Directions for this task » The listing below should be printed again word for word, without any images.

Records supplied »
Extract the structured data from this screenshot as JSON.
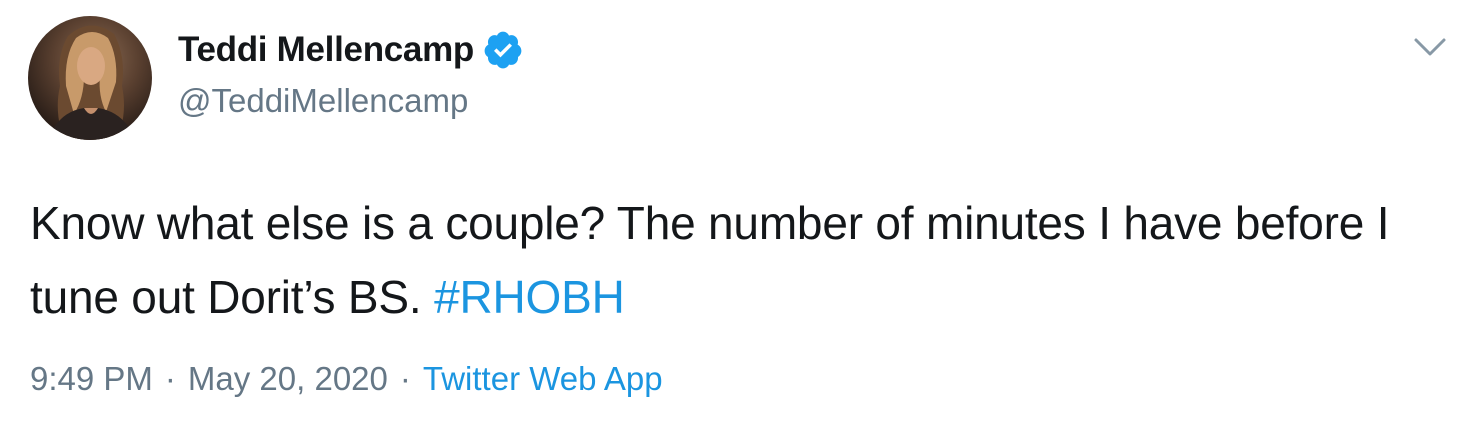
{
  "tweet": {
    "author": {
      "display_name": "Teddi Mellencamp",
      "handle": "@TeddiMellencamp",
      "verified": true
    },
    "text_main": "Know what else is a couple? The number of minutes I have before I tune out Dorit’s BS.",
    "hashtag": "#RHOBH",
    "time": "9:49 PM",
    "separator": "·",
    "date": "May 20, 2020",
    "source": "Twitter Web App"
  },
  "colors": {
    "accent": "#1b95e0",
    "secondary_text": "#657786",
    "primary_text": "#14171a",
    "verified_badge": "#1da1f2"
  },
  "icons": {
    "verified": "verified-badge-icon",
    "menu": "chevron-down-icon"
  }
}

Solution »
Extract the structured data from this screenshot as JSON.
{
  "tweet": {
    "author": {
      "display_name": "Teddi Mellencamp",
      "handle": "@TeddiMellencamp",
      "verified": true
    },
    "text_main": "Know what else is a couple? The number of minutes I have before I tune out Dorit’s BS.",
    "hashtag": "#RHOBH",
    "time": "9:49 PM",
    "separator": "·",
    "date": "May 20, 2020",
    "source": "Twitter Web App"
  },
  "colors": {
    "accent": "#1b95e0",
    "secondary_text": "#657786",
    "primary_text": "#14171a",
    "verified_badge": "#1da1f2"
  },
  "icons": {
    "verified": "verified-badge-icon",
    "menu": "chevron-down-icon"
  }
}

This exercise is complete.